Car manufacturers Daimler, Renault and Nissan have recently announced a three-way global tie-up of their brands. The alliance will allow the three automotive giants to share technologies and development costs, leading in particular to the production of new electric cars. These are the kind of technical, financial and strategic advantages usually associated with international partnerships, and therefore used to advocate them. What is often overlooked, however, are the human factors that affect their performance.
In an international partnership of this scale, where employees with different national and corporate cultures work together virtually and face-to-face on a daily basis, failure to manage intercultural differences will lead to cross cultural misunderstandings, increasing tensions between colleagues and ultimately jeopardising cooperation.
Cross cultural clashes of this kind in international partnerships are usually caused by a lack of integration, due to the fact that members of one organisation are unable to adapt all or part of their corporate and national culture to meet their partners’ expectations. The result is failure to accept a common reality and common goals, essential for the success of any international partnership. Cross Cultural Awareness Training courses for international management are specifically designed to create the cross cultural awareness employees and management will have to draw upon in order to fully reap the benefits of global partnerships formed by the likes of Daimler, Renault and Nissan.
Renault and Nissan, French and Japanese car makers respectively, are familiar with the cross cultural challenges of international partnerships. In 1999 they formed the Renault-Nissan alliance, the first of its kind in the automotive industry, which saw Renault take a controlling stake in Japanese giant Nissan. Renault CEO Carlos Ghosn was placed in control of the Japanese company, who fired a number of its top Japanese executives. Hardly an example of cross cultural co-operation, the deal nevertheless saw Nissan turn around its profits and eliminate its automotive debts, all in the midst of a flailing Japanese economy. As a result, Ghosn was awarded a medal by the Japanese government and Renault-Nissan is now the fourth largest carmaker in the world.

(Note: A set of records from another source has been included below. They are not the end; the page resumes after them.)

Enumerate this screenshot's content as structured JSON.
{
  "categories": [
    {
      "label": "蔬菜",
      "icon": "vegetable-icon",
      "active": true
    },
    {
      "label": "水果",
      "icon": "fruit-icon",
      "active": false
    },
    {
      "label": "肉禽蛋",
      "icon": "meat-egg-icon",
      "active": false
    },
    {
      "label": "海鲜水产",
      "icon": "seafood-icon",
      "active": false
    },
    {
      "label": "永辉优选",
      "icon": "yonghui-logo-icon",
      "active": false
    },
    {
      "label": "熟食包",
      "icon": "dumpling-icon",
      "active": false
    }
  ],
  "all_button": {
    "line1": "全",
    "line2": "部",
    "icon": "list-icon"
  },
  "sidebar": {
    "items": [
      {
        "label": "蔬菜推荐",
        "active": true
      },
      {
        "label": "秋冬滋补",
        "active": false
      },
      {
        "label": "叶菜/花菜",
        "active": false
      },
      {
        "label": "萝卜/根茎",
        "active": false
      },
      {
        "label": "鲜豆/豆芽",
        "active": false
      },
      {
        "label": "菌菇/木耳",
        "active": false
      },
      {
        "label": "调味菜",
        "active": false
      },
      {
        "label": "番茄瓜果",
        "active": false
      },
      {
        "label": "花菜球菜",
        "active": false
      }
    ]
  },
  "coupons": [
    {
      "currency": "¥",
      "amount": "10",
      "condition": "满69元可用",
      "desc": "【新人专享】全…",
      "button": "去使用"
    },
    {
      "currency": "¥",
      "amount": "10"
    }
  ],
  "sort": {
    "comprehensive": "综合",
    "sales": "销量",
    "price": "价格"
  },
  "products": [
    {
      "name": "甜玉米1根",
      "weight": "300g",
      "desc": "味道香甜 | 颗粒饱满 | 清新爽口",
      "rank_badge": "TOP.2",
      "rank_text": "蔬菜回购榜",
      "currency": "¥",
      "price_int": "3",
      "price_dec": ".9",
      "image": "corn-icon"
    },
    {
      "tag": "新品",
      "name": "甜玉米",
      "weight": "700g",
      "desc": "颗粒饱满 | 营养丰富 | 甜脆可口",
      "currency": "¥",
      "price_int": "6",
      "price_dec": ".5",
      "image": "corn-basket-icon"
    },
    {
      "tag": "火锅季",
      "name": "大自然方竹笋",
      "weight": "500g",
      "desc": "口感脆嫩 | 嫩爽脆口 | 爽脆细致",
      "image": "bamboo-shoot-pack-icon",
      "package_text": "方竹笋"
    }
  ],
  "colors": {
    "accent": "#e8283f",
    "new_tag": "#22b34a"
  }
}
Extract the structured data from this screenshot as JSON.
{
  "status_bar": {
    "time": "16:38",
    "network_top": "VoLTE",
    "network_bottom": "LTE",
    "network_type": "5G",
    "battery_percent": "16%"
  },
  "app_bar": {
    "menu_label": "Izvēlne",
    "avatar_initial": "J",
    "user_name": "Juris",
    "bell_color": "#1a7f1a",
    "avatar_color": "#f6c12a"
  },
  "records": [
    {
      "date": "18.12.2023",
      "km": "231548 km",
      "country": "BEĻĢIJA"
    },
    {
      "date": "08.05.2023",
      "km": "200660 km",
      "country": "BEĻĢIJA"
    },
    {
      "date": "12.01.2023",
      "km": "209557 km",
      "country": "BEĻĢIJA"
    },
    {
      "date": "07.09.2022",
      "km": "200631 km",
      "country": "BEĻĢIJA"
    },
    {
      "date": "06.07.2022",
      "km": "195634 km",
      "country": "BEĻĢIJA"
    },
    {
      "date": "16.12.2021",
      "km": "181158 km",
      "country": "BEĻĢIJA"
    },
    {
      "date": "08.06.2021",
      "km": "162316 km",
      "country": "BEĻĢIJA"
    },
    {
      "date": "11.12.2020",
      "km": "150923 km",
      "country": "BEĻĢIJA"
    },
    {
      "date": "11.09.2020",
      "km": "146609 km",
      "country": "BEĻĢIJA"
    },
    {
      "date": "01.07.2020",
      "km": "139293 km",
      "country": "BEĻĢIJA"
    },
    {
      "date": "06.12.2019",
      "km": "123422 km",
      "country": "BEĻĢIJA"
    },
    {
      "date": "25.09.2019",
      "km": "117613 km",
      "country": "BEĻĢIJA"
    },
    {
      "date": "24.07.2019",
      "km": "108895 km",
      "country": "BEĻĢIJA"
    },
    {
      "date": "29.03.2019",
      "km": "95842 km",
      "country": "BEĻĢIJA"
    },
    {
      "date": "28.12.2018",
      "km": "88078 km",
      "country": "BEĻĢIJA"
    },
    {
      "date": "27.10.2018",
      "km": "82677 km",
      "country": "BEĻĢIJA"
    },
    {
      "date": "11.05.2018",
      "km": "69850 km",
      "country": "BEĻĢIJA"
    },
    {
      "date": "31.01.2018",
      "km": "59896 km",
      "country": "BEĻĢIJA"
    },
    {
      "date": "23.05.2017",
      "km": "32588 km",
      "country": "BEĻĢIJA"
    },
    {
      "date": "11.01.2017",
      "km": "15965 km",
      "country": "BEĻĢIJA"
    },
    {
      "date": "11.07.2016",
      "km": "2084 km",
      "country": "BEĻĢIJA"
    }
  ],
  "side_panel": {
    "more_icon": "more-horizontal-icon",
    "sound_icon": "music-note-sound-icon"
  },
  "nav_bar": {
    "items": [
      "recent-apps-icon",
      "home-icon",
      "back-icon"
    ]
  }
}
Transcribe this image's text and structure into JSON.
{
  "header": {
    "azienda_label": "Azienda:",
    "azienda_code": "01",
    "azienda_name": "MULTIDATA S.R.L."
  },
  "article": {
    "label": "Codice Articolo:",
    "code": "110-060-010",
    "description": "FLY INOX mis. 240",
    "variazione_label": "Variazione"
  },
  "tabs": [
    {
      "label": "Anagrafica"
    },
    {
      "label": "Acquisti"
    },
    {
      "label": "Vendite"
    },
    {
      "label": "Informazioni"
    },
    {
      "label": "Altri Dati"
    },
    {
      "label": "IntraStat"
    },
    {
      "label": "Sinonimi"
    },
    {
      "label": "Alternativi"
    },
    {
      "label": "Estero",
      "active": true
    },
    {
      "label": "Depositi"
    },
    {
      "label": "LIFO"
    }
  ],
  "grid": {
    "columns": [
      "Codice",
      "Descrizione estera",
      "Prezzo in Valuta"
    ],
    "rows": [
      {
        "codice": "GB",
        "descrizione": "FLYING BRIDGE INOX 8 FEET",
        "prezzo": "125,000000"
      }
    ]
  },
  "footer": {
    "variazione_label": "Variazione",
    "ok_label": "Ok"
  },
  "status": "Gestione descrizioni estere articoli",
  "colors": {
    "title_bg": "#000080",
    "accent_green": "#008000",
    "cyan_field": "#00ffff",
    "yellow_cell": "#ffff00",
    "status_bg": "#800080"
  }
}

No one can dispute this success story, and it may be on its wave that Ghosn has claimed international tie-ups are the way forward for the automotive industry. Yet it is estimated that no more than 50% of international mergers and acquisitions achieve the level of success initially anticipated. Reasons for slow progress or outright failure are high labour turnover, low morale amongst employees, reduced job satisfaction and increased stress, amongst others. These may not be immediately measurable in monetary terms, yet their effect on companies’ performance cannot and should not be ignored or underestimated.
Another factor that has a huge impact on the success of international partnerships of this kind is cross cultural difference. Many organisations will venture into an international partnership unprepared for the many cross cultural challenges and only face up to them when projects have been abandoned or key employees have resigned.
Just like due diligence processes are carried out in preparation for international ventures, global organisations should consider pre-emptive measures and consider the cross cultural differences all parties will encounter and provide staff with relevant cross cultural awareness training initiatives. Intercultural Training courses designed with the specific needs of global organisations and their employees in mind – such as Managing Virtual Teams and Managing International Mergers and Acquisitions – will considerably reduce the cultural risks inherent in international operations such as that recently undergone by Daimler, Renault and Nissan.
© Communicaid Group Ltd. 2010